» RECORD EXTRACTS:

>>>>

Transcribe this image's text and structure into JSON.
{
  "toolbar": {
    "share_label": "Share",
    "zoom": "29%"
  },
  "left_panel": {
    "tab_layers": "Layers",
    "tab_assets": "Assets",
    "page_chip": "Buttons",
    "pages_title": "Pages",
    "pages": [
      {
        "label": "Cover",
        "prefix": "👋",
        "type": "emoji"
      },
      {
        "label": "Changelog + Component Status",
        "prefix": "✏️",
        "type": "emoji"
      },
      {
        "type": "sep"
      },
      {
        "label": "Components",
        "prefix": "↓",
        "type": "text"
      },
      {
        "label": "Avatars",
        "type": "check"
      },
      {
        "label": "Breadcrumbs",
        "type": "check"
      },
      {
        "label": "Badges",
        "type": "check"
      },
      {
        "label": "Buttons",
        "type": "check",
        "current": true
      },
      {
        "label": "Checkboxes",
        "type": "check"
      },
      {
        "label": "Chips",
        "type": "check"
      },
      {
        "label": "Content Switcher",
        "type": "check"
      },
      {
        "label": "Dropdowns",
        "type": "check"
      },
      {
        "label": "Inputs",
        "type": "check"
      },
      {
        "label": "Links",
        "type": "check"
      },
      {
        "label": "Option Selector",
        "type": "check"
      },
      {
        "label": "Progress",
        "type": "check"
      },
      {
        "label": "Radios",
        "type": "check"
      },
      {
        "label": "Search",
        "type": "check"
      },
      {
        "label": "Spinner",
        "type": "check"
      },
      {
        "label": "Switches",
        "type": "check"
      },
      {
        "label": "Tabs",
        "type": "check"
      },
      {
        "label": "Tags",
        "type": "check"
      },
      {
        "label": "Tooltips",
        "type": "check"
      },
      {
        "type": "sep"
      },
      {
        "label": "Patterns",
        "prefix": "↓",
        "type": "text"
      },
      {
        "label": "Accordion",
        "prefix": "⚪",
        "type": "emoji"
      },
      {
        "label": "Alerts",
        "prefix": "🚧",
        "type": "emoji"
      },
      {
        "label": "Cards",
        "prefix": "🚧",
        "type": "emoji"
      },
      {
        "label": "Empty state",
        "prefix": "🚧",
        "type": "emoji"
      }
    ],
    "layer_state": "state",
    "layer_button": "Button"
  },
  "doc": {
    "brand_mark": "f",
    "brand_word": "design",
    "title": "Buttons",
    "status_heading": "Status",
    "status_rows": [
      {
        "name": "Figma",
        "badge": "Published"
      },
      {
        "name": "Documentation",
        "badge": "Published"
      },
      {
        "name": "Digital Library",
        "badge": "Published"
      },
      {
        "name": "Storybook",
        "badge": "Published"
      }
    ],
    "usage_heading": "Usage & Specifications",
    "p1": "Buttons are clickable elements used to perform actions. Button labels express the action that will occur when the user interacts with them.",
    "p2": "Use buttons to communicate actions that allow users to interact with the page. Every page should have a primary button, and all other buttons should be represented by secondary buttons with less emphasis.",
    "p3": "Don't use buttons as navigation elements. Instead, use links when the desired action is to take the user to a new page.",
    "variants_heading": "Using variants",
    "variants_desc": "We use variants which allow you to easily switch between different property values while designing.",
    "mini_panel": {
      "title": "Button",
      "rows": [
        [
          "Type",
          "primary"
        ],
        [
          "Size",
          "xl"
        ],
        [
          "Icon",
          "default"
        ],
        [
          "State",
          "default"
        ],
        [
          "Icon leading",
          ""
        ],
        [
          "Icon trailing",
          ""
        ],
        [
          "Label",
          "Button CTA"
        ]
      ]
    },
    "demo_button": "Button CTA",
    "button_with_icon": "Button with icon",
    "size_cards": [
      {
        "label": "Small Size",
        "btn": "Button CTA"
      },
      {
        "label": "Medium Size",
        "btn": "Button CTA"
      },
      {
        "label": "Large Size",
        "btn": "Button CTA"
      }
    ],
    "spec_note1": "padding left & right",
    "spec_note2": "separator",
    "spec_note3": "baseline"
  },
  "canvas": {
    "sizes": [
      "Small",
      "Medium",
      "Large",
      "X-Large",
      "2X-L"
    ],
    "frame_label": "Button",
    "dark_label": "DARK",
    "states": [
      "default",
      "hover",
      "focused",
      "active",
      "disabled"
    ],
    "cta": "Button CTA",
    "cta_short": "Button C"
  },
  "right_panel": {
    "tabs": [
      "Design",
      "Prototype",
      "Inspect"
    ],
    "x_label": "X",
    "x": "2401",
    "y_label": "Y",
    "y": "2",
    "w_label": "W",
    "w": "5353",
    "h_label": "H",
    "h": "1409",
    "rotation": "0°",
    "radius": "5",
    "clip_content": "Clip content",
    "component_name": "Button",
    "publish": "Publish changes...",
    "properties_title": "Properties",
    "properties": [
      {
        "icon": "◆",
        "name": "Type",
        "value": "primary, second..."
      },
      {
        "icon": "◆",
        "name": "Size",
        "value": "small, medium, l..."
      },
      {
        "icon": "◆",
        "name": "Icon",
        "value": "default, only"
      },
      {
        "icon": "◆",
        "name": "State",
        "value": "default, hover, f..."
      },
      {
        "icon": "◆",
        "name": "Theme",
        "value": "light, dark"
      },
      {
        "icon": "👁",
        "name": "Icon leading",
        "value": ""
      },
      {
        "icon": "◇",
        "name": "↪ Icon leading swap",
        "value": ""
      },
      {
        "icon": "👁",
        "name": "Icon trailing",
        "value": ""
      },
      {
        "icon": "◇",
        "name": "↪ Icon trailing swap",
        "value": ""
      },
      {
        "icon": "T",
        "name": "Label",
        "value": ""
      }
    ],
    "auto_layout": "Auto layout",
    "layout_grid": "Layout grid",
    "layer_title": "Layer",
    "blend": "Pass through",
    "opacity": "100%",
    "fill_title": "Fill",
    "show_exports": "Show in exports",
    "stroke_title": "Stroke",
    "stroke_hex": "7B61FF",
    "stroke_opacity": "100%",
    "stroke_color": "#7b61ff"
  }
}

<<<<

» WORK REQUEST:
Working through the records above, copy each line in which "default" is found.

» RESPONSE AREA:
          "default"
          "default"
      "default",
        "value": "default, only"
        "value": "default, hover, f..."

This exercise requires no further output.